This spring, Missouri passed House Bill 697 that prohibits, "misrepresenting a product as meat that is not derived from harvested production livestock or poultry." The law took effect Tuesday, but it faces a challenge from producers of meat-like products.

Tofurky, a major plant-based major brand that sells meat-like alternative foods, is part of a lawsuit challenging the law. The Good Food Institute, a lobbying group for meat alternatives, is also part of the suit.

Kalle Lemone, co-owner of Nourish Cafe & Market, feels no matter the label says customers should be able to clearly understand what they're consuming.
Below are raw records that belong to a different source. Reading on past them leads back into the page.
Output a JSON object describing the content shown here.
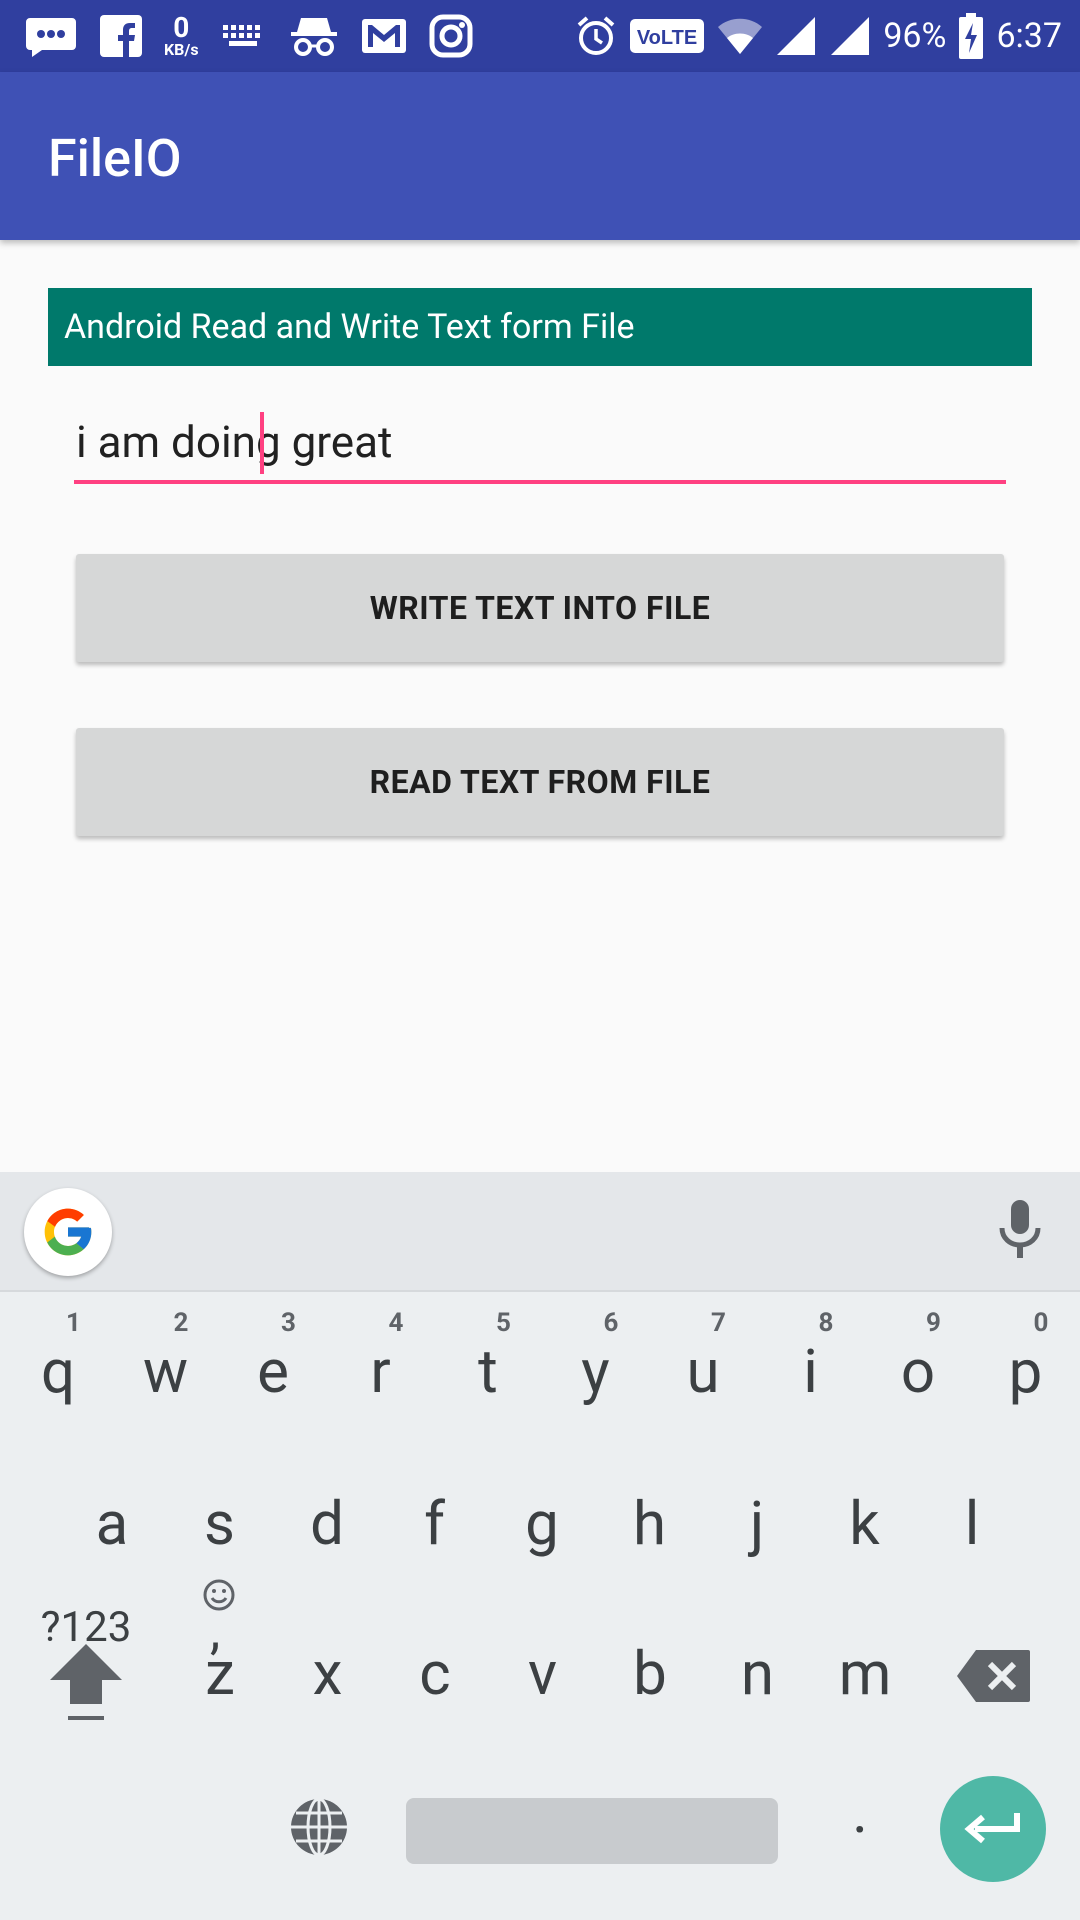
{
  "status_bar": {
    "net_speed_value": "0",
    "net_speed_unit": "KB/s",
    "volte_label": "VoLTE",
    "battery": "96%",
    "time": "6:37",
    "icons": [
      "messages-icon",
      "facebook-icon",
      "keyboard-icon",
      "incognito-icon",
      "gmail-icon",
      "instagram-icon",
      "alarm-icon",
      "wifi-icon",
      "signal-icon",
      "signal-icon",
      "battery-charging-icon"
    ]
  },
  "app_bar": {
    "title": "FileIO"
  },
  "content": {
    "banner_text": "Android Read and Write Text form File",
    "edit_text_value": "i am doing great",
    "write_button_label": "WRITE TEXT INTO FILE",
    "read_button_label": "READ TEXT FROM FILE"
  },
  "keyboard": {
    "rows": [
      [
        {
          "key": "q",
          "hint": "1"
        },
        {
          "key": "w",
          "hint": "2"
        },
        {
          "key": "e",
          "hint": "3"
        },
        {
          "key": "r",
          "hint": "4"
        },
        {
          "key": "t",
          "hint": "5"
        },
        {
          "key": "y",
          "hint": "6"
        },
        {
          "key": "u",
          "hint": "7"
        },
        {
          "key": "i",
          "hint": "8"
        },
        {
          "key": "o",
          "hint": "9"
        },
        {
          "key": "p",
          "hint": "0"
        }
      ],
      [
        {
          "key": "a"
        },
        {
          "key": "s"
        },
        {
          "key": "d"
        },
        {
          "key": "f"
        },
        {
          "key": "g"
        },
        {
          "key": "h"
        },
        {
          "key": "j"
        },
        {
          "key": "k"
        },
        {
          "key": "l"
        }
      ],
      [
        {
          "key": "z"
        },
        {
          "key": "x"
        },
        {
          "key": "c"
        },
        {
          "key": "v"
        },
        {
          "key": "b"
        },
        {
          "key": "n"
        },
        {
          "key": "m"
        }
      ]
    ],
    "symbols_label": "?123",
    "comma_label": ",",
    "period_label": ".",
    "colors": {
      "enter": "#4fb8a6",
      "accent": "#ff4081",
      "appbar": "#3f51b5",
      "statusbar": "#303f9f",
      "banner": "#00796b"
    }
  }
}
"I think the most important thing is that whoever is making the food is extremely transparent with their ingredients and aren't trying to misguide anyone. And letting them know what is exactly in the food is more important than if it's a plant-based meat or an actual animal meat," Lemone said.

Jaime Athos, Tofurkey CEO, says the company should be able to label their product as meat. 

"Tofurky and partners filed a lawsuit in Missouri seeking to defend our right – and the right of our plant-based protein peers – to describe our products using the term “meat” (as long as the packaging clarifies the ingredients)," Athos said.

Athos also feels the law shows a lack of consumer sophistication and will slow the growth and accessibility of plant-based proteins.

"I feel it’s vital to champion the rights of our entire industry and stand-up for our market position. Demand for plant-based proteins has sky-rocketed domestically and abroad. As brands and products enter the market we must assure a level playing field for all manufacturers," Athos said.

BJ Tanksley, a Missouri Farm Bureau Director, said the bureau is one of the organizations supporting the bill. He feels some of the meat-like product labels are misleading.

"Consumers should know what they're purchasing," Tanksley said.

The bill also discusses the difference between lab-based meat products and meat made from animals.